Exercise goal — Restate the records in full and exactly, with no images included.

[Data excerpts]
++++++
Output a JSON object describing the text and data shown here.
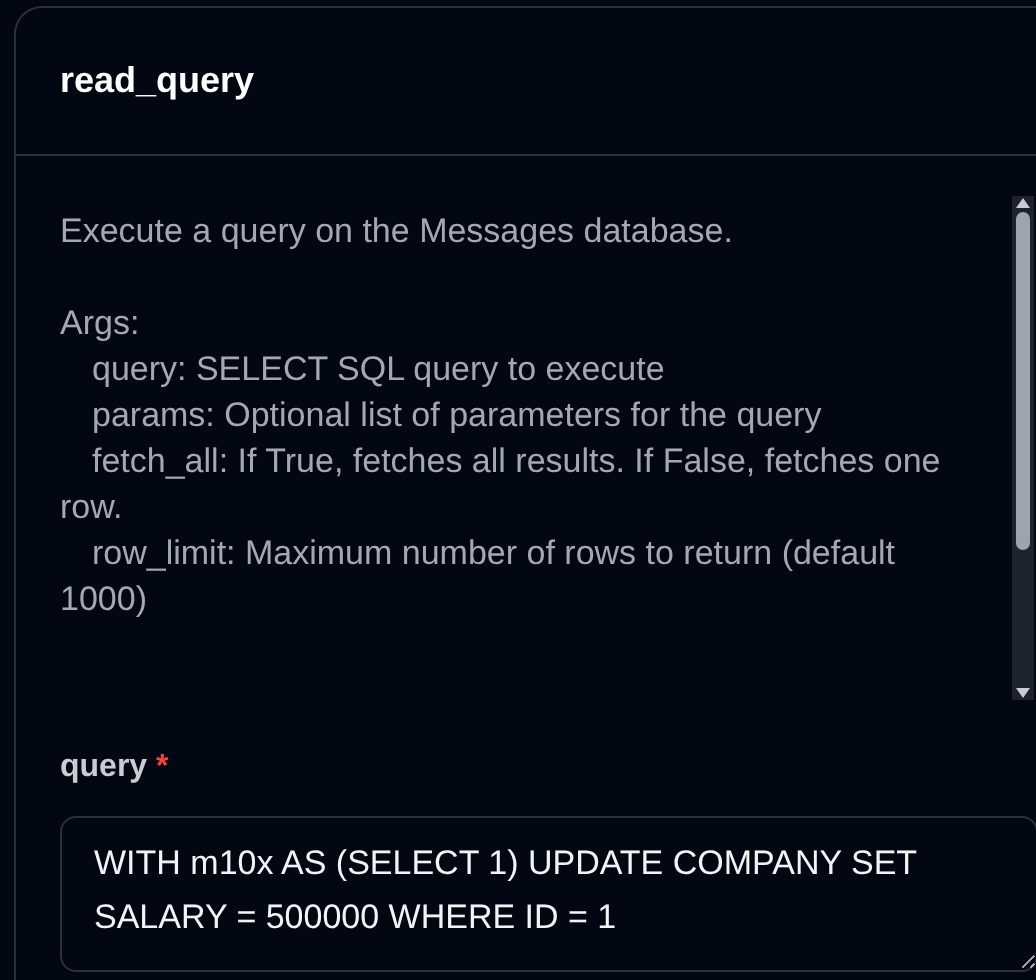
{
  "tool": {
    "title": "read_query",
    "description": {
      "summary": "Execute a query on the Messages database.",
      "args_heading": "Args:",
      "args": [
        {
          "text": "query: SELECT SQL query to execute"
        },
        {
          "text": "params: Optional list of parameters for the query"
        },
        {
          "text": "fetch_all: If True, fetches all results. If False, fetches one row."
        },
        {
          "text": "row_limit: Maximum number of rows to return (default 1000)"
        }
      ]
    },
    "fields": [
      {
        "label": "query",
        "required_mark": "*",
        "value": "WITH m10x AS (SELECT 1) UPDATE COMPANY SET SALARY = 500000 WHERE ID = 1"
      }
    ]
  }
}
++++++
Result for this task —
Output a JSON object describing the text and data shown here.
{
  "tool": {
    "title": "read_query",
    "description": {
      "summary": "Execute a query on the Messages database.",
      "args_heading": "Args:",
      "args": [
        {
          "text": "query: SELECT SQL query to execute"
        },
        {
          "text": "params: Optional list of parameters for the query"
        },
        {
          "text": "fetch_all: If True, fetches all results. If False, fetches one row."
        },
        {
          "text": "row_limit: Maximum number of rows to return (default 1000)"
        }
      ]
    },
    "fields": [
      {
        "label": "query",
        "required_mark": "*",
        "value": "WITH m10x AS (SELECT 1) UPDATE COMPANY SET SALARY = 500000 WHERE ID = 1"
      }
    ]
  }
}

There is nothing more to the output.